We hit the ground running, starting with a tour of the Colosseum and the Roman Forum. The views from the Colosseum balconies were amazing, and our tour guide’s description of the location only added to the experience of visiting such a significant location.
The trip through the Roman Forum was hot and sunny, but the architecture and scenic gardens were worth the walk. We stopped briefly to fill up our water bottles at an outdoor fountain before exploring the various structures.
One of the buildings, a church, had a green door that was placed far above the ground with no staircase leading up to it; however, our tour guide explained to us that the ground level used to be much higher before excavations took place. It was quite interesting to think that the paths we were walking on used to be completely underground back in the medieval era.
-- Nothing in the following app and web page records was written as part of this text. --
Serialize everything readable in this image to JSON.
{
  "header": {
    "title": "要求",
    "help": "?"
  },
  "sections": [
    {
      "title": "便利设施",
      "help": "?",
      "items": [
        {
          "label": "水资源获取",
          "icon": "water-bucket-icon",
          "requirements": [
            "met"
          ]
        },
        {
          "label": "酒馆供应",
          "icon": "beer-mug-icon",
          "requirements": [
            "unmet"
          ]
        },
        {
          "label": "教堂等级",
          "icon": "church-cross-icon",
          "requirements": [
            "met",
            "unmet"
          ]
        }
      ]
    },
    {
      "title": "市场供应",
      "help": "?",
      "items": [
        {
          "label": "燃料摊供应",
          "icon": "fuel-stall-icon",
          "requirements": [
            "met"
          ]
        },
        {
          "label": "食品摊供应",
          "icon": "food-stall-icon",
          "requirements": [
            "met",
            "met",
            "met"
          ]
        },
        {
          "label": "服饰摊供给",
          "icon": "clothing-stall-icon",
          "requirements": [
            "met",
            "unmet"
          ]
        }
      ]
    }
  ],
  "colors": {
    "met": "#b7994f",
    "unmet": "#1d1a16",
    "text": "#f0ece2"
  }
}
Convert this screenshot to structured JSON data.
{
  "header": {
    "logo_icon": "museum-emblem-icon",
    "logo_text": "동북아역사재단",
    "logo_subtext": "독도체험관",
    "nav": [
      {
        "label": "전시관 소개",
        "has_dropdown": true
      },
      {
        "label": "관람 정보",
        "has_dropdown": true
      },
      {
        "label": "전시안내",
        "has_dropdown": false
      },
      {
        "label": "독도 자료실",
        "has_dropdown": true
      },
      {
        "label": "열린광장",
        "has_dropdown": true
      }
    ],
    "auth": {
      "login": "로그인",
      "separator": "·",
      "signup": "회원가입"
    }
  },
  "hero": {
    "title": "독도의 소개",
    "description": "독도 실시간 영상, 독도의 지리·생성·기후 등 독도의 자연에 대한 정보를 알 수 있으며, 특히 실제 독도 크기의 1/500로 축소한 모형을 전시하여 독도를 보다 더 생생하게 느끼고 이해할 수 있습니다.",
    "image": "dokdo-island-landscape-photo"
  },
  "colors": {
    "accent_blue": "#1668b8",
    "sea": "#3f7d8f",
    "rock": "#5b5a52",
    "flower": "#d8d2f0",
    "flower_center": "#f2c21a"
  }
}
After the tours, we checked into our fourth and final hotel, located right in the heart of the city. We enjoyed a pleasant evening walk through the streets of Rome, starting with the Spanish Steps and passing by the Trevi Fountain and the Pantheon. After our stroll, we split up into small groups for dinner.
There are many great things about Italy. One of the most enjoyable parts about this trip for me has been crossing the street. In America, cars yield to pedestrians. In Italy, nobody yields to anyone. The cars don’t stop for people, the people don’t stop for cars, and somehow it all works out. You see a car coming, you make eye contact with the driver, you start walking, the car doesn’t slow down, you keep walking, the car still doesn’t slow down, you keep walking, the car is still coming at you, and then you’re on the other side and the car drives off. It’s quite exciting!
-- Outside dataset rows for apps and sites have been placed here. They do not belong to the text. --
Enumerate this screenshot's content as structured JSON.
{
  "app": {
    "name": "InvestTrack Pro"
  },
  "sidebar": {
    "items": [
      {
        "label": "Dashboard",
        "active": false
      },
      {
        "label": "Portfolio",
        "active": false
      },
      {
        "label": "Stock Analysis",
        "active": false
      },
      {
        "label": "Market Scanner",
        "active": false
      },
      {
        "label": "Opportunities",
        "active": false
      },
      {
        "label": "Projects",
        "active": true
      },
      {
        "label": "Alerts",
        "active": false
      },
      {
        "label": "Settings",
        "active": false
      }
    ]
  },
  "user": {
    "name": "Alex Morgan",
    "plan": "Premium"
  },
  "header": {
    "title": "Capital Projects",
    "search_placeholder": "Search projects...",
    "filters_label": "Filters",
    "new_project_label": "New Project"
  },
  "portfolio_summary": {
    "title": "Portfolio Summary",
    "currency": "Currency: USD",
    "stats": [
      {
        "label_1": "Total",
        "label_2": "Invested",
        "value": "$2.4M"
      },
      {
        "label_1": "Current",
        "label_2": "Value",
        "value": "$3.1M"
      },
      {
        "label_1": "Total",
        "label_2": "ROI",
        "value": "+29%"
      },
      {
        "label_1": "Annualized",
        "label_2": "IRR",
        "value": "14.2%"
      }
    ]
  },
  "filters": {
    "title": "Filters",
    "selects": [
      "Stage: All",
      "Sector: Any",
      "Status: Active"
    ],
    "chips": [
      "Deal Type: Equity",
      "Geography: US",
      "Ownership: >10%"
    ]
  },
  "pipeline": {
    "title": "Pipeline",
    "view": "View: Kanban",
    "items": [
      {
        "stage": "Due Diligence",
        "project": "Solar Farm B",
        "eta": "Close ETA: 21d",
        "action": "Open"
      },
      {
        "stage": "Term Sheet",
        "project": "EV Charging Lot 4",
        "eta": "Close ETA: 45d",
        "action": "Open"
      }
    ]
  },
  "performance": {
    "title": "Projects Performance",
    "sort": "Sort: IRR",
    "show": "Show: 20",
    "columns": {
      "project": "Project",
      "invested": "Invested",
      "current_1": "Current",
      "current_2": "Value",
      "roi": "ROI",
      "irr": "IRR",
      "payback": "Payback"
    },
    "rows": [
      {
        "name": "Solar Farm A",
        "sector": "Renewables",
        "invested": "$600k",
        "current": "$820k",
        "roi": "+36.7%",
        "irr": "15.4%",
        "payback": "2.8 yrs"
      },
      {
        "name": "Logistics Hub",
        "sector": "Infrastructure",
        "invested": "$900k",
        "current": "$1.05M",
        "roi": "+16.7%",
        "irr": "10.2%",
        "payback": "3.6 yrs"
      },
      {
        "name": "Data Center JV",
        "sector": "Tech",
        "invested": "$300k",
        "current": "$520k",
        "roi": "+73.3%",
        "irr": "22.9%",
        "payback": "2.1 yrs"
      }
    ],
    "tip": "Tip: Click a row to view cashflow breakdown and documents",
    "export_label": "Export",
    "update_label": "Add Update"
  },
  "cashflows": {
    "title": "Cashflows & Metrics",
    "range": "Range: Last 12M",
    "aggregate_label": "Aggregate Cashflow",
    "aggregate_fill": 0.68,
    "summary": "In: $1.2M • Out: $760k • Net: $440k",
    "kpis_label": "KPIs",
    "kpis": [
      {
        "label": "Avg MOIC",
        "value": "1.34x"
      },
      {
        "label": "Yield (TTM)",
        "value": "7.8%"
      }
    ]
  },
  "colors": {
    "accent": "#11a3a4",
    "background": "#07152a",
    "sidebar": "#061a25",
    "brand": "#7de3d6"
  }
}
The rest of Rome only seemed to echo the zest of its traffic. From salespeople marketing their products in the middle of the road to two Italian violinists playing Czardas in the Piazza Navona, the rest of the city carried a similar sort of lively energy. Those who enjoyed dinner outdoors were rewarded with a picturesque sunset, and those who went shopping encountered several unique stores. I must have counted at least ten gelato shops during our walking tour (and I am planning to hit up at least half of them before we leave on Saturday).
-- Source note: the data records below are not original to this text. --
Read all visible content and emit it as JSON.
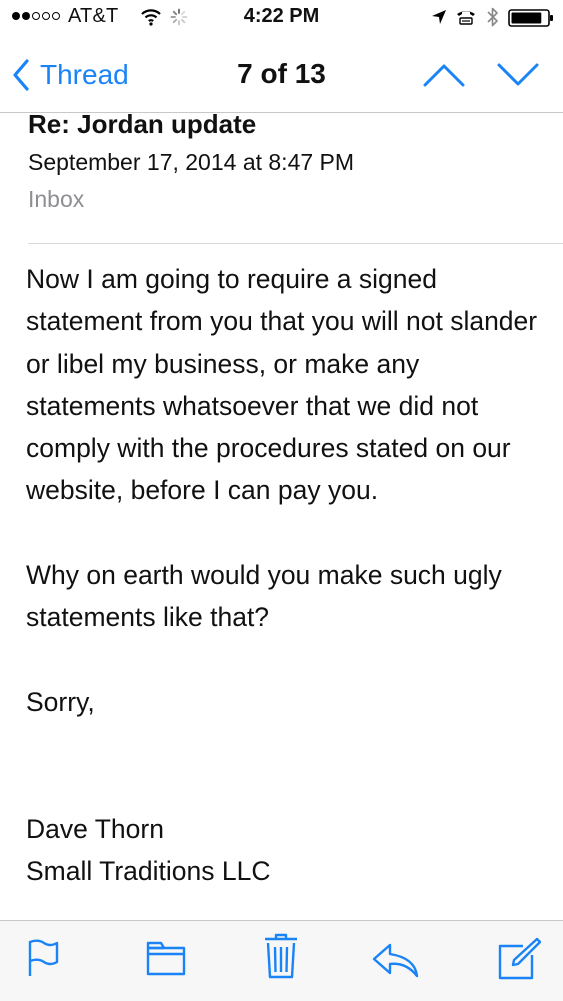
{
  "status_bar": {
    "carrier": "AT&T",
    "time": "4:22 PM",
    "signal_bars": 2,
    "signal_total": 5,
    "icons": [
      "wifi-icon",
      "activity-spinner-icon",
      "location-arrow-icon",
      "tty-icon",
      "bluetooth-icon",
      "battery-icon"
    ],
    "battery_level": 0.85
  },
  "nav": {
    "back_label": "Thread",
    "title": "7 of 13",
    "accent_color": "#1a84f6",
    "icons": [
      "chevron-left-icon",
      "chevron-up-icon",
      "chevron-down-icon"
    ]
  },
  "message": {
    "subject": "Re: Jordan update",
    "date": "September 17, 2014 at 8:47 PM",
    "mailbox": "Inbox",
    "paragraphs": [
      "Now I am going to require a signed statement from you that you will not slander or libel my business, or make any statements whatsoever that we did not comply with the procedures stated on our website, before I can pay you.",
      "Why on earth would you make such ugly statements like that?",
      "Sorry,"
    ],
    "signature": {
      "name": "Dave Thorn",
      "company": "Small Traditions LLC"
    }
  },
  "toolbar": {
    "icons": [
      "flag-icon",
      "folder-icon",
      "trash-icon",
      "reply-icon",
      "compose-icon"
    ]
  }
}
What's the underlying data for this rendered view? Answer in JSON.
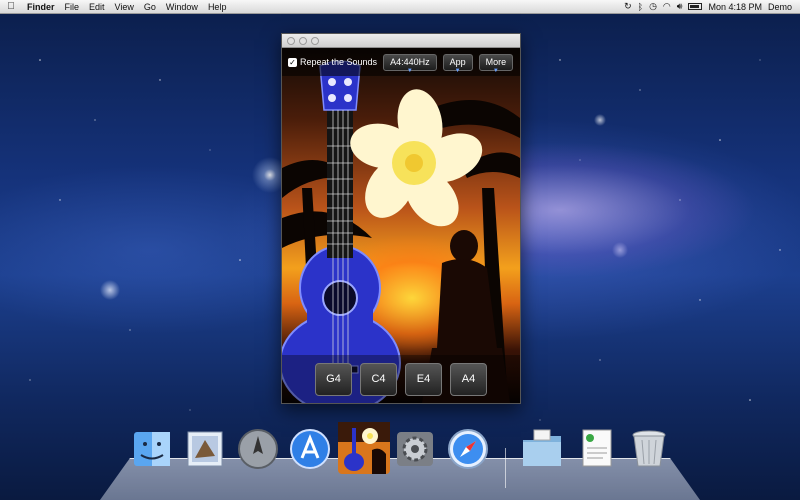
{
  "menubar": {
    "apple_icon": "apple-icon",
    "items": [
      "Finder",
      "File",
      "Edit",
      "View",
      "Go",
      "Window",
      "Help"
    ],
    "clock": "Mon 4:18 PM",
    "user": "Demo"
  },
  "window": {
    "toolbar": {
      "repeat_label": "Repeat the Sounds",
      "repeat_checked": "✓",
      "tuning_button": "A4:440Hz",
      "app_button": "App",
      "more_button": "More"
    },
    "strings": [
      "G4",
      "C4",
      "E4",
      "A4"
    ]
  },
  "dock": {
    "items": [
      "finder-icon",
      "mail-icon",
      "launchpad-icon",
      "app-store-icon",
      "ukulele-app-icon",
      "system-preferences-icon",
      "safari-icon",
      "downloads-folder-icon",
      "document-icon",
      "trash-icon"
    ]
  },
  "colors": {
    "ukulele_blue": "#2b33c9",
    "flower": "#f7e25a",
    "sunset": "#f3a01c"
  }
}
When it finally got dark, we reconvened in the square and walked back to the hotel together, a pleasant conclusion to an intense yet fulfilling day. Tomorrow will be just as, if not more, busy; we will be visiting the Vatican and giving our final concert of the tour. Our first day in Rome was immensely enjoyable, and I am looking forward to exploring even more of the city tomorrow!
Meiling Mathur, violin